House Prices Soar in “Gayborhoods”
Real Estate | December 10, 2019
Zillow has recently produced a report which says that house buyers can expect to pay a premium for living in areas with a large LGBT community. The costs of buying a home in these areas have risen sharply and are now around 4 times higher than similar properties in other areas.
The American Community Survey defines a 'gayborhood' as an area where there is a high share of same-sex couples living in the area. The areas most affected by this house price phenomenon are Riverside County (CA), Cleveland and Philadelphia.
In Cleveland, the Riverside neighborhood shows an average house price of $221,000 which is 293.9% higher than the rest of the metro area. In the same area, 3.1% of all households are same-sex. In Philadelphia, a similar pattern has emerged with house prices in Lombard and South Station seeing rises in prices that mean homes in these areas cost 241.9% higher than in other parts of the city.
West Palm Springs (CA) has an LGBT community that makes up around 9.1% of the local population; house prices have increased in response. The average cost of a home there is now 244% higher than in the rest of Riverside County.
In New York City you can expect to pay 116.9% more for a property if you buy between Manhattan's Upper West Side and West Village.
The largest concentration of LGBT people is in the North Banker’s Hill area of San Diego. With the rate of same-sex households reaching 10% the area has also seen property prices rise. Here you can expect to pay 25% more for a property compared to other areas, with the average house price coming in at $792,400.
Why does it cost more to live in an LGBT neighborhood?
There could be many factors at play: Economically same-sex couples often have more disposable income as they tend to have fewer children than their heterosexual counterparts.
The areas often attract new, innovative, tech-based businesses and lend themselves well to gentrification. They are often seen as more relaxed, open-minded and accepting places to live.

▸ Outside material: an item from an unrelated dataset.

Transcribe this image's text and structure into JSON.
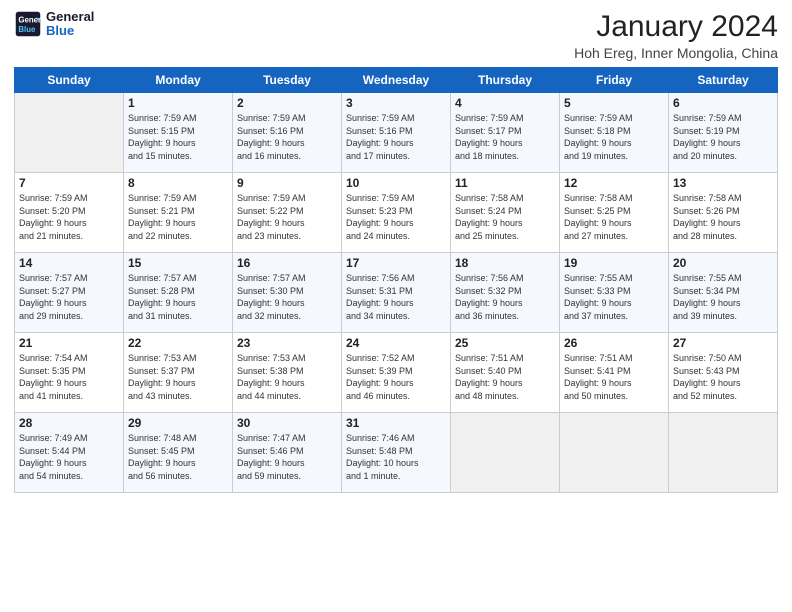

However, there are negative effects on the phenomenon: The ability to live in these areas is impacted by many factors including income making them inaccessible for those who face other problems when it comes to maximizing their earning potential. This includes women, people of color and trans-gendered individuals.
It is not the first time the US housing market has experienced a similar trend. Back in 2012 after the crash there was a large premium to pay if you wanted a property in an LGBT neighborhood – on average properties were 29% more expensive and by 2017 this reached 37%, far above the recovered enjoyed by similar non-LGBT areas.
On the other hand places like Kansas City, San Antonia (TX) and Missouri seem to be bucking the trend with homes in the LGBT areas around 36% cheaper than in similar properties in other neighborhoods.